[Opening DATA IN THIS EXERCISE section]
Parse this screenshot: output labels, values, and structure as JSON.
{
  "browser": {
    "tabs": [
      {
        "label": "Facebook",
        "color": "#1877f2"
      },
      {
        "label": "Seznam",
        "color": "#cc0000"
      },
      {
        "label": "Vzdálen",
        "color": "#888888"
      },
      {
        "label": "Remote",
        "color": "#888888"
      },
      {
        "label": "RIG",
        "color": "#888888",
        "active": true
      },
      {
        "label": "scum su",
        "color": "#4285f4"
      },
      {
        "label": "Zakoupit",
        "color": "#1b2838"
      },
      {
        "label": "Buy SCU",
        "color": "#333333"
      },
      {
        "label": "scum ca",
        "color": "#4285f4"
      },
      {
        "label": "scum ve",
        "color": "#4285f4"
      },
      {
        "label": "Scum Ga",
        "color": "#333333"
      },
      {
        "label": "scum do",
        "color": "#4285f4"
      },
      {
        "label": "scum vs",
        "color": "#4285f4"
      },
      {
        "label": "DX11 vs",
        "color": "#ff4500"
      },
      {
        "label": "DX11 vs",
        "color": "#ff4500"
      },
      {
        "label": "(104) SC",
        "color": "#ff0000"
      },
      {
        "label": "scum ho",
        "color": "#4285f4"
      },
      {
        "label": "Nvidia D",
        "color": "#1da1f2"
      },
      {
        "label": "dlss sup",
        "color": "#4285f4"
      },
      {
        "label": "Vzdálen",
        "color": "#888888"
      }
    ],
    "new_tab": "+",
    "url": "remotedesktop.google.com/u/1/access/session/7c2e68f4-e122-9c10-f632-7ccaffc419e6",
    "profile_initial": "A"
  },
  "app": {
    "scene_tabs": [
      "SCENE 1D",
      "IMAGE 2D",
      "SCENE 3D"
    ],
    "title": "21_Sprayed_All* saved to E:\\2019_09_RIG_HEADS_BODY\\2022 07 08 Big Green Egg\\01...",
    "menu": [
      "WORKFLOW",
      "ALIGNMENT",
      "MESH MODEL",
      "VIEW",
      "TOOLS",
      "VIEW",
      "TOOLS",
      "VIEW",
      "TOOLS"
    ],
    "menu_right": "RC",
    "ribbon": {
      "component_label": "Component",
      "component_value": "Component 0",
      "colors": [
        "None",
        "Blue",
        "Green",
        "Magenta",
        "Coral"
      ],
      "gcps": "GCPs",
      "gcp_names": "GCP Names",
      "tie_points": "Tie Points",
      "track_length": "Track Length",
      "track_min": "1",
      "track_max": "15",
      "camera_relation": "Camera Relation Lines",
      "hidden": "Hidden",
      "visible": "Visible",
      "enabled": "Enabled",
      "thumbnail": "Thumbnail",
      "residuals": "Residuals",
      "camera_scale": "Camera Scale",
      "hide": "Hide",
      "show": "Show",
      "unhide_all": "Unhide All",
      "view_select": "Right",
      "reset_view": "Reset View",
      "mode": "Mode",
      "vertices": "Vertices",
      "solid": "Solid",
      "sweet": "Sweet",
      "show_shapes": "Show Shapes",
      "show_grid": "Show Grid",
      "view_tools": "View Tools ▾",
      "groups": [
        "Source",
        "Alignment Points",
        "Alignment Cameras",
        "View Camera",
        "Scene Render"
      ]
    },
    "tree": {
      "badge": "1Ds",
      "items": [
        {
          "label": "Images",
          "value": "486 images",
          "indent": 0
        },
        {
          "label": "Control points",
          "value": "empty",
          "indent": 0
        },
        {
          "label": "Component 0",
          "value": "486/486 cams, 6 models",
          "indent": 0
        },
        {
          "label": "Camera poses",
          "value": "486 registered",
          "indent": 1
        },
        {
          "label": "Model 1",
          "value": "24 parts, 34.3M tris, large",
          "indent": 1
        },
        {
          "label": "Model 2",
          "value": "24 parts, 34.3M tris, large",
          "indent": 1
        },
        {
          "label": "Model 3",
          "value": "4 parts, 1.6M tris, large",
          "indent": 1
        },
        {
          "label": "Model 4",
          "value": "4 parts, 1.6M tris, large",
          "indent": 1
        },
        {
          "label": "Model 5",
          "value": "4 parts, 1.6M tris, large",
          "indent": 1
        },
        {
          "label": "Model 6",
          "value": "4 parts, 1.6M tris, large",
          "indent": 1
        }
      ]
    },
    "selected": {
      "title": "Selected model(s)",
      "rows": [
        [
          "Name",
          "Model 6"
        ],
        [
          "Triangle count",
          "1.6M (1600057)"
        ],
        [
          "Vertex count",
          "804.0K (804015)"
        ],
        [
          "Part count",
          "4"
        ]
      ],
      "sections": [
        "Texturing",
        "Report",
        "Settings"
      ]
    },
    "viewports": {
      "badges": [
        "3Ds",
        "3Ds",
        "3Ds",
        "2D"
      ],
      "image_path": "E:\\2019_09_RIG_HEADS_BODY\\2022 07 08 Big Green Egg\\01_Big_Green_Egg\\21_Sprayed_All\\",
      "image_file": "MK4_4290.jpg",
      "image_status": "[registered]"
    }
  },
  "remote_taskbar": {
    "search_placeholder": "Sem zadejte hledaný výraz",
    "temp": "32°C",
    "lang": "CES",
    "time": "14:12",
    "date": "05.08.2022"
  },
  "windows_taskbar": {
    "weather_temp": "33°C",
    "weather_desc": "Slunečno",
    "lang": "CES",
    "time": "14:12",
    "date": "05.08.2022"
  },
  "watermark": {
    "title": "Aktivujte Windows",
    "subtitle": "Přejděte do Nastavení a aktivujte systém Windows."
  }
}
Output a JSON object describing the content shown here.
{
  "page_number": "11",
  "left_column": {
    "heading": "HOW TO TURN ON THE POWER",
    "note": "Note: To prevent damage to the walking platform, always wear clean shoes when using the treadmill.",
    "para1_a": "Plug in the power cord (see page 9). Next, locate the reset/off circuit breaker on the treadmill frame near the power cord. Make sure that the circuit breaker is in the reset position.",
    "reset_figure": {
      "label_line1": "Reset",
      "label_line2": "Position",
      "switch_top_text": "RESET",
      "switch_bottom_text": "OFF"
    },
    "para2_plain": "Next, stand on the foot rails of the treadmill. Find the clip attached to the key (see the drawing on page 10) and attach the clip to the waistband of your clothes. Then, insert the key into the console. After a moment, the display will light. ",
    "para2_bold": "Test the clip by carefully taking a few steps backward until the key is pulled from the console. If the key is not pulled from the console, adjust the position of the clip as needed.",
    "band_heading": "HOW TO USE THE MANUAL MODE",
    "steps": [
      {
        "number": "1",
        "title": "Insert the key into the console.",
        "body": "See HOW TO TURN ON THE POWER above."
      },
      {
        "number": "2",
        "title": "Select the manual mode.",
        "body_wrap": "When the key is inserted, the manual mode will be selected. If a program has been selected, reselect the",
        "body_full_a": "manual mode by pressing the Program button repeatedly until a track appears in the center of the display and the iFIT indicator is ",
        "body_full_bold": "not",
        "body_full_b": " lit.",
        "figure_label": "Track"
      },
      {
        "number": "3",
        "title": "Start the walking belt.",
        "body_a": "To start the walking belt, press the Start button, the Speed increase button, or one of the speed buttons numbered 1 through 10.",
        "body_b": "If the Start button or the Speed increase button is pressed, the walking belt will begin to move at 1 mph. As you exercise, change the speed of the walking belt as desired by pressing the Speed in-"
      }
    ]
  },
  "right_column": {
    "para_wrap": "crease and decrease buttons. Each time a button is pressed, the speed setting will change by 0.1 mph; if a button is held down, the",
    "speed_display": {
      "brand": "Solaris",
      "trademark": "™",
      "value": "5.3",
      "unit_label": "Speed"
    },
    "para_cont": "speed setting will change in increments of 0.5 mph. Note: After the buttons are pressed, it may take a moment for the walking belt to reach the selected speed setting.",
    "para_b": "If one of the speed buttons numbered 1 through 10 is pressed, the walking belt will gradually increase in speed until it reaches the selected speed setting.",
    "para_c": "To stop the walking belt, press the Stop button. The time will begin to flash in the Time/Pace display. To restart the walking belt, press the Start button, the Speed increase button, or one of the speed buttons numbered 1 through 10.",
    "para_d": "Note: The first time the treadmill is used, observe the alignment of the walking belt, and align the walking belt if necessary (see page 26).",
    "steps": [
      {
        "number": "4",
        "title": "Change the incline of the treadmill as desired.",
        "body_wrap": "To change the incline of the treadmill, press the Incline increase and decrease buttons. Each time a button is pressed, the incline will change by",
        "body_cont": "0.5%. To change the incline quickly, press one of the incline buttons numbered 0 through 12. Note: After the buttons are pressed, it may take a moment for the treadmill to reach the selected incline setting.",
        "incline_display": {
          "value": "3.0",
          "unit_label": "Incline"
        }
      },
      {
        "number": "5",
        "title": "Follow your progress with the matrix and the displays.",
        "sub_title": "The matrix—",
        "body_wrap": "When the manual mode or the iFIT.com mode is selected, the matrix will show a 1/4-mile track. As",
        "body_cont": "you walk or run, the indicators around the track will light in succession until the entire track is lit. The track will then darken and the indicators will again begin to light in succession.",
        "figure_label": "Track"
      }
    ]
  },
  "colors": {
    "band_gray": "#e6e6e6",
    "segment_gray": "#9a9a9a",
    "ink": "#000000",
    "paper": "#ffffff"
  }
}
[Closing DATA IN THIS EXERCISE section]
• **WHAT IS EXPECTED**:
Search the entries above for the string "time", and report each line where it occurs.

• **ANSWER**:
    "time": "14:12",
    "time": "14:12",
    "para_wrap": "crease and decrease buttons. Each time a button is pressed, the speed setting will change by 0.1 mph; if a button is held down, the",
    "para_c": "To stop the walking belt, press the Stop button. The time will begin to flash in the Time/Pace display. To restart the walking belt, press the Start button, the Speed increase button, or one of the speed buttons numbered 1 through 10.",
    "para_d": "Note: The first time the treadmill is used, observe the alignment of the walking belt, and align the walking belt if necessary (see page 26).",
        "body_wrap": "To change the incline of the treadmill, press the Incline increase and decrease buttons. Each time a button is pressed, the incline will change by",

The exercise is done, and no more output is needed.